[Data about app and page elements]
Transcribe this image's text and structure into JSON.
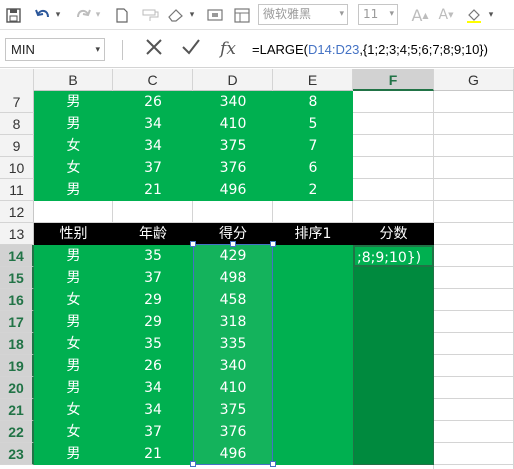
{
  "ribbon": {
    "font_name": "微软雅黑",
    "font_size": "11"
  },
  "formula_bar": {
    "name_box": "MIN",
    "fx_label": "fx",
    "formula_prefix": "=LARGE(",
    "formula_ref": "D14:D23",
    "formula_suffix": ",{1;2;3;4;5;6;7;8;9;10})"
  },
  "columns": [
    "B",
    "C",
    "D",
    "E",
    "F",
    "G"
  ],
  "top_rows": [
    {
      "row": "7",
      "gender": "男",
      "age": "26",
      "score": "340",
      "rank": "8"
    },
    {
      "row": "8",
      "gender": "男",
      "age": "34",
      "score": "410",
      "rank": "5"
    },
    {
      "row": "9",
      "gender": "女",
      "age": "34",
      "score": "375",
      "rank": "7"
    },
    {
      "row": "10",
      "gender": "女",
      "age": "37",
      "score": "376",
      "rank": "6"
    },
    {
      "row": "11",
      "gender": "男",
      "age": "21",
      "score": "496",
      "rank": "2"
    }
  ],
  "empty_row": "12",
  "header_row": {
    "row": "13",
    "gender": "性别",
    "age": "年龄",
    "score": "得分",
    "rank": "排序1",
    "points": "分数"
  },
  "bottom_rows": [
    {
      "row": "14",
      "gender": "男",
      "age": "35",
      "score": "429"
    },
    {
      "row": "15",
      "gender": "男",
      "age": "37",
      "score": "498"
    },
    {
      "row": "16",
      "gender": "女",
      "age": "29",
      "score": "458"
    },
    {
      "row": "17",
      "gender": "男",
      "age": "29",
      "score": "318"
    },
    {
      "row": "18",
      "gender": "女",
      "age": "35",
      "score": "335"
    },
    {
      "row": "19",
      "gender": "男",
      "age": "26",
      "score": "340"
    },
    {
      "row": "20",
      "gender": "男",
      "age": "34",
      "score": "410"
    },
    {
      "row": "21",
      "gender": "女",
      "age": "34",
      "score": "375"
    },
    {
      "row": "22",
      "gender": "女",
      "age": "37",
      "score": "376"
    },
    {
      "row": "23",
      "gender": "男",
      "age": "21",
      "score": "496"
    }
  ],
  "active_cell_text": ";8;9;10})",
  "colors": {
    "green": "#00b050",
    "dark_green": "#008a3e",
    "header_black": "#000000",
    "selection_blue": "#4472c4"
  }
}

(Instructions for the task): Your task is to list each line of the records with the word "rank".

(Your response):
      "rank": "8"
      "rank": "5"
      "rank": "7"
      "rank": "6"
      "rank": "2"
    "rank": "排序1",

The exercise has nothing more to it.